The iconic Planters’ Club, established by British Army officials and planters in 1868, will remain out of bounds for tourists for a year for renovation. It will be back in a modern, new form with an addition of 31 rooms, a kitchen, a bar and a lounge. This will be a major revamp for the club that has not seen any major change in its appearance since its birth, barring the setting up of a quarter deck that was rebuilt after an earthquake in 1934.

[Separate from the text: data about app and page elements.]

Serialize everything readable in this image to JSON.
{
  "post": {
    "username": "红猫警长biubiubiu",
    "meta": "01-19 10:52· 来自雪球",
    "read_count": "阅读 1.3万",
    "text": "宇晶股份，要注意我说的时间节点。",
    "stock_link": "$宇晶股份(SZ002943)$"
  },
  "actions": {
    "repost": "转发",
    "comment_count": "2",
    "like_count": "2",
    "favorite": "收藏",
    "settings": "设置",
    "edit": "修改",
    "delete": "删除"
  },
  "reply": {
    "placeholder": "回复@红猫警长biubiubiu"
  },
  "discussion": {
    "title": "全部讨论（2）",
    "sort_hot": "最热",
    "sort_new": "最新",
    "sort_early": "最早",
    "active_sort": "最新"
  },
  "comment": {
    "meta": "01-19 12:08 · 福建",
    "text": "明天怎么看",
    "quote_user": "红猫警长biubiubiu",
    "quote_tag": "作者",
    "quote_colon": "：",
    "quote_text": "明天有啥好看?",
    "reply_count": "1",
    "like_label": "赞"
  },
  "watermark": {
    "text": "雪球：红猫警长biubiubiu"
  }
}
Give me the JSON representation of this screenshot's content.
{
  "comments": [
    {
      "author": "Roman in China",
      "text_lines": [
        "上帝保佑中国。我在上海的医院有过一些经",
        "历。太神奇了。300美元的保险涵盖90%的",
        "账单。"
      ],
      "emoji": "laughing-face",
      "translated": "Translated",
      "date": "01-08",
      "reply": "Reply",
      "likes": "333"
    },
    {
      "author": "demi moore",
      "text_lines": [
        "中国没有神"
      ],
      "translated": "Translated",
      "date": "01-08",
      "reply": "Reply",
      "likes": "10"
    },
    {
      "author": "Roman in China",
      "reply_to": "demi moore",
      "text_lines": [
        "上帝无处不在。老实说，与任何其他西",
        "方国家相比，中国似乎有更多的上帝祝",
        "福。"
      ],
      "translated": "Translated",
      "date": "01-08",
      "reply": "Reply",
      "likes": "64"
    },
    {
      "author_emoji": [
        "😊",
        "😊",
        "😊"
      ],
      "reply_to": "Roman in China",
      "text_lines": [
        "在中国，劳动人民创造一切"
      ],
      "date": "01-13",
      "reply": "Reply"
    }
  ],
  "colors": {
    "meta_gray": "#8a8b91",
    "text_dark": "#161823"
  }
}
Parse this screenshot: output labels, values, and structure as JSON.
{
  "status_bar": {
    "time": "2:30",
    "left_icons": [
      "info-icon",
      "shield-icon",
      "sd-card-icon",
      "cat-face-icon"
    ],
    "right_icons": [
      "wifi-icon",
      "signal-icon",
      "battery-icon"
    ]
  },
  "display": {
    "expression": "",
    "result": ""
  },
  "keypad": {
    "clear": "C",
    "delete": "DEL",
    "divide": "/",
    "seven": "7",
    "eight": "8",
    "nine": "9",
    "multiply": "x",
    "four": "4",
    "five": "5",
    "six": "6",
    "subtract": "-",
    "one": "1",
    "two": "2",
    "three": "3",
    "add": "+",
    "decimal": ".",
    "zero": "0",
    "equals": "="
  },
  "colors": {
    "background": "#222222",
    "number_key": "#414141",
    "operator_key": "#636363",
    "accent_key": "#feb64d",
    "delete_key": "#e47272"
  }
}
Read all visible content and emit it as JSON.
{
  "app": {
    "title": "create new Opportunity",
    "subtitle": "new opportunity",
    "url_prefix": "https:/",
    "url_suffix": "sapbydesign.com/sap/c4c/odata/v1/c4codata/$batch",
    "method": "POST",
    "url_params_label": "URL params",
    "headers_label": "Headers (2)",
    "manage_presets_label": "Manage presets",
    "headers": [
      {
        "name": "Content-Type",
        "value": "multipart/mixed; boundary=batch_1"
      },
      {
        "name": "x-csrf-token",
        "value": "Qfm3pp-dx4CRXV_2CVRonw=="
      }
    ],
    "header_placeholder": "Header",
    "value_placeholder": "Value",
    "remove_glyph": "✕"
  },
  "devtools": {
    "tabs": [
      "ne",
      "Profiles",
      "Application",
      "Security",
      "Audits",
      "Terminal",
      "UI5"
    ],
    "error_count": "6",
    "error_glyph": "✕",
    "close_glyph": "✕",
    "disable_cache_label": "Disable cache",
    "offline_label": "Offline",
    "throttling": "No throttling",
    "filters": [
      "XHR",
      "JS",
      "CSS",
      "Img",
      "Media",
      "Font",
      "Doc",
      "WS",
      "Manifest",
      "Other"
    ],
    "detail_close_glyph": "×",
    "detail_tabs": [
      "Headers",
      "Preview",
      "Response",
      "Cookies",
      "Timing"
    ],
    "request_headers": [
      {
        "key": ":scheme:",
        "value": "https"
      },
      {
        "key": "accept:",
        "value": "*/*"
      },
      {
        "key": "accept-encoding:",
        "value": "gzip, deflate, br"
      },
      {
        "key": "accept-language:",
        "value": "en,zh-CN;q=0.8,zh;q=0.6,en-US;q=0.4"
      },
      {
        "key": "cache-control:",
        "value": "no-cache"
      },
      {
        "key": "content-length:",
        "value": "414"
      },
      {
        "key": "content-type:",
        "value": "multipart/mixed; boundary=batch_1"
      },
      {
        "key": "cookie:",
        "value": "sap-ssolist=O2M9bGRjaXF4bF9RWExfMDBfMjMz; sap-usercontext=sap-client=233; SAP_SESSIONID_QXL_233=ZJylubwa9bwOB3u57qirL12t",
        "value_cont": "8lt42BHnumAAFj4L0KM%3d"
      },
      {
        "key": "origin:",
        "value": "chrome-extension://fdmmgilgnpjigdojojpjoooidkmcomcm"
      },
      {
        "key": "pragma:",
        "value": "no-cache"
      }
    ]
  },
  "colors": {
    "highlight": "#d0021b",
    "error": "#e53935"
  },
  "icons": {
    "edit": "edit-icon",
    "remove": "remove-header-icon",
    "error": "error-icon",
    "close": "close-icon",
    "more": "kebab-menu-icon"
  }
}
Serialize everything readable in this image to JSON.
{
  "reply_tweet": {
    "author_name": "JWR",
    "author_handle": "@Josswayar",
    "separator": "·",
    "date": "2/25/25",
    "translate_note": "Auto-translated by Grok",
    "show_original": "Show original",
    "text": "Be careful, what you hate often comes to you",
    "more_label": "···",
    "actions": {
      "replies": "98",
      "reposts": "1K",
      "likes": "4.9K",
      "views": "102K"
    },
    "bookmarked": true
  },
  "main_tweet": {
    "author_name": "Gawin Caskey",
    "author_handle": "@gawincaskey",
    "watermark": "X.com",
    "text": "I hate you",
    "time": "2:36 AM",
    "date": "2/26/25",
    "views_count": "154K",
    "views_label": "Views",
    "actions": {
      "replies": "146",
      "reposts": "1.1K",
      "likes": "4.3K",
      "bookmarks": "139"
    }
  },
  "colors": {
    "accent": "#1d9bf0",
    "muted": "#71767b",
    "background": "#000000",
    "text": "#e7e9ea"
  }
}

The club continues to be one of the most sought after accommodation for tourists for the charming scenic beauty it offers and its hallowed history. The new avatar will offer a fusion of modern facilities and the club’s innate old-world charm. Major (retd.) J.S. Rana, one of the longest serving secretary of the club, said, “Nothing much has been done to the old structure. The place was in dire need for repairs.”
According to its members, the club will get bigger rooms and a lot of other facilities. Originally called Darjeeling Club, it used to function from a place called Thorn Cottage.
In 1907, it became Darjeeling Club Ltd and shifted to the building from where it runs now. Presently, the building has two storeys with 21 rooms while the new structure will have 52 rooms in three floors. Previously, every room had a fireplace and the 21 rooms will continue to have it. The new veranda will be a closed structure with a bar and lounge and every room will have a tea and coffee machine.
A new board room will also be set up along with a gallery to house heritage items.
The land on which the club was built was donated by the Maharaja of Cooch Behar, Nripendra Narayan Bhoop Bahadur. A.N. Banerjee, the proprietor of Happy Valley tea garden, was the first Indian to be elected as the president of the club in 1971 and Eudon Lhamu, a retired Indian Foreign Service officer, was the first woman to get a membership in 1992.